“This initiative was in response to our expanding sales into the USA. Being met with resistance against filtered pipes in the USA (even though the Brigham System is not, in fact, a filter) we countered this opposition with non-filtered pipes. Interesting to note that when offered the option, the Brigham System was favoured.” – Daniel More, President, Brigham Enterprises
Modern Brigham Pipes
Except for the lowest three grades, pipes in the current (2007) Brigham series cannot be identified by brass pins or shape availability. All grades are available in 12 standard shapes, but are distinguished by their unique finishes and markings. As noted above, the Voyageur, Algonquin and Mountaineer pipes are made in Italy, while the remaining pipes in this series (Chinook, Heritage, Klondike and Acadian) are produced in France.
Brigham President Series pipes are still available,
though the brass pins are gone, replaced with the now ubiquitous Brigham “B” logo in a circle, set into the top of the acrylic stem. The modern series is based on Scandinavian shapes that Herb Brigham enjoyed the most, in a variety of finishes named after “executive places” – locations you’d expect to find a CEO or company executive, including “Boardroom”, “Muskoka”, “The Country Club”, and “The Helm”.
Not content to rest on their laurels, Brigham has recently introduced a new range of pipes, the Giante Series. As the name implies, these pipes are larger, designed to provide a longer smoke from a single bowl. They are available in three traditional shapes (Bent (Egg), Semi-Bent (Brandy) and Straight (Billiard)) and in either a reddish-brown smooth or black sandblast finish. All of them come with the Brigham Rock Maple filter system.
As you can see by the variations in stamps even within the same general period, it can be tricky to nail down the exact production time-frame for a given pipe.
Daniel More, President of Brigham Enterprises Inc, acknowledges the difficulties facing the Brigham collector:
“You have correctly identified the challenge in pinpointing exactly when we used and stopped using certain stamps and pin configurations. I wouldn’t suggest this was the result of a lack of care or concern but rather the result of a production era approach. In hindsight, it makes perfect sense to keep track of when stamps were initiated and ceased use. It would save some of what I refer to as the antique Brigham road show. Haha.”
Worn or imperfectly struck stamps confuse the game, as can such factory-floor practices as using up old stock during transition periods (For example, I have a Brigham President A Grade freehand sent out with a Valhalla B grade (4 Dot) stem.). Unfortunately, there are very few pipe producers that created and maintained a foolproof method of dating their wares. (Dunhill is the obvious exception here, and their use of a date stamp on every pipe produced accounts at least in part for the collectible nature of vintage Dunhill pipes today.)
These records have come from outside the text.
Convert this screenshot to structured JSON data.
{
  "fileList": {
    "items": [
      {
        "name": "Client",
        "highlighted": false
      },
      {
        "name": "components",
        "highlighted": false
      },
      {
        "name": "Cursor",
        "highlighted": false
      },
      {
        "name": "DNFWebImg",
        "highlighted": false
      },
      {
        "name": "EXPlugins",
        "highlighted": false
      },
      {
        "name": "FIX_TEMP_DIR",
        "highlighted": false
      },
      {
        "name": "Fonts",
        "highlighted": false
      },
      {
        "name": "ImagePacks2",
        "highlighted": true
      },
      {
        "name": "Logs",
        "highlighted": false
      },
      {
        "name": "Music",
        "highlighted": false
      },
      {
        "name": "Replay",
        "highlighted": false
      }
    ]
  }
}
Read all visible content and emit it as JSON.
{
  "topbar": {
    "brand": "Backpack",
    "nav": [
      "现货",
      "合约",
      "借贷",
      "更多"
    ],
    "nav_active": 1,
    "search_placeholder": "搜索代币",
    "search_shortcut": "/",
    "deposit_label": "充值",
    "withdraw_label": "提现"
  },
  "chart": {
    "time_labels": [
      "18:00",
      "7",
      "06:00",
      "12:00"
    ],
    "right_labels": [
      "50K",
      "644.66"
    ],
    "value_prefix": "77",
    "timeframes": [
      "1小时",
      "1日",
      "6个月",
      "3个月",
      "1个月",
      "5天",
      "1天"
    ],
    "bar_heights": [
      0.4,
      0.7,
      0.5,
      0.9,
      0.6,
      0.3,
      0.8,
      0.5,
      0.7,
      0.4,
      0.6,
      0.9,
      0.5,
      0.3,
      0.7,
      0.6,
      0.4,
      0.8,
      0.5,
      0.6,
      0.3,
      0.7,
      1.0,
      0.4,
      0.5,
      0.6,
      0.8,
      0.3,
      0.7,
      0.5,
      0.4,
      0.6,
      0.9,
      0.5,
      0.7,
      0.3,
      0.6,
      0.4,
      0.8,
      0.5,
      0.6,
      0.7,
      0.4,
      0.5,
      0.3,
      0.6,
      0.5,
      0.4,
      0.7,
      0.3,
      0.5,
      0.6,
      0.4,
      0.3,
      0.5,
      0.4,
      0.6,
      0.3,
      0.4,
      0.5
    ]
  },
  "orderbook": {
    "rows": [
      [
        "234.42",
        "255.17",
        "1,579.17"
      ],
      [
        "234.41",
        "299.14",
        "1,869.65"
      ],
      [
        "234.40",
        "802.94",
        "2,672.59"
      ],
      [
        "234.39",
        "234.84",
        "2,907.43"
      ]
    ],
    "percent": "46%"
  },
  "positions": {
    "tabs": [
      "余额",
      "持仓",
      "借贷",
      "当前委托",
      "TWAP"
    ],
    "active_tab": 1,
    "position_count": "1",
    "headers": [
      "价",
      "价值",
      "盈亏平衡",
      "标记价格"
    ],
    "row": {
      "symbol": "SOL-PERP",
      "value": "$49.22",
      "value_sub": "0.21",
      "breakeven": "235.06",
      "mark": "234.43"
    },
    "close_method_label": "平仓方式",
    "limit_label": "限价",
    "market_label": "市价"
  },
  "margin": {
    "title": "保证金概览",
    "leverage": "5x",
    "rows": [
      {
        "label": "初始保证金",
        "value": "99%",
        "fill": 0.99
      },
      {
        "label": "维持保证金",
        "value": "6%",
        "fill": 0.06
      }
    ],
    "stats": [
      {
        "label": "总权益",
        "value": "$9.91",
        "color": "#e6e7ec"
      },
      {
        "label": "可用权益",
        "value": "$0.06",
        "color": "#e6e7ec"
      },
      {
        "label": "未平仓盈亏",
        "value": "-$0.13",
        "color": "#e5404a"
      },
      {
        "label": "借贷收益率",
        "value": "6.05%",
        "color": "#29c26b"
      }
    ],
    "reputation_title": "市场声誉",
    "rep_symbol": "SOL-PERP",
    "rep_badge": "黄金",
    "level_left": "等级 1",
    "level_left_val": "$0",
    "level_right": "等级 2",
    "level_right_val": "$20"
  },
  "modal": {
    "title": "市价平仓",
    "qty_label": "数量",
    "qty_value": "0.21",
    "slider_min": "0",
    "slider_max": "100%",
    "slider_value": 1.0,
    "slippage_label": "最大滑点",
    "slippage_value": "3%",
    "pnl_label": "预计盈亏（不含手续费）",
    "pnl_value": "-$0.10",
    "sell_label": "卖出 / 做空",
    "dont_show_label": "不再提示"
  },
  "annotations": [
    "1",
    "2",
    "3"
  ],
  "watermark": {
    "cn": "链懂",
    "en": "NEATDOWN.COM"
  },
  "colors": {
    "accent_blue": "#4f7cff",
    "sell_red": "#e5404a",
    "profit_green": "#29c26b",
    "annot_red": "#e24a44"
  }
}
Vintage pipe catalogs and other company literature can be of great value in establishing a production timeline for a particular pipe, though this is not always foolproof. I own several old Brigham catalogs, but none of them are dated – another unfortunate custom of the day shared by many makers until the mid to late 1970s.
Incomplete information and undated literature are part and parcel of the pipe collecting hobby, and though it can be frustrating at times, the thrill of discovering a new pipe shape or finish variation more than makes up for any initial inconvenience in identifying that new acquisition. I hope this little treatise on Brigham pipes proves a useful resource for the identification and dating of pipes in your collection, or perhaps those you might wish to consider for a vacant space in your pipe rack.
I’ll now open the floor to you for comments or corrections. I would especially welcome any high-resolution digital copies of Brigham literature that would help verify or expand information in this paper.
Thanks for joining me on this little 110 year trip. Until next time, Happy Piping!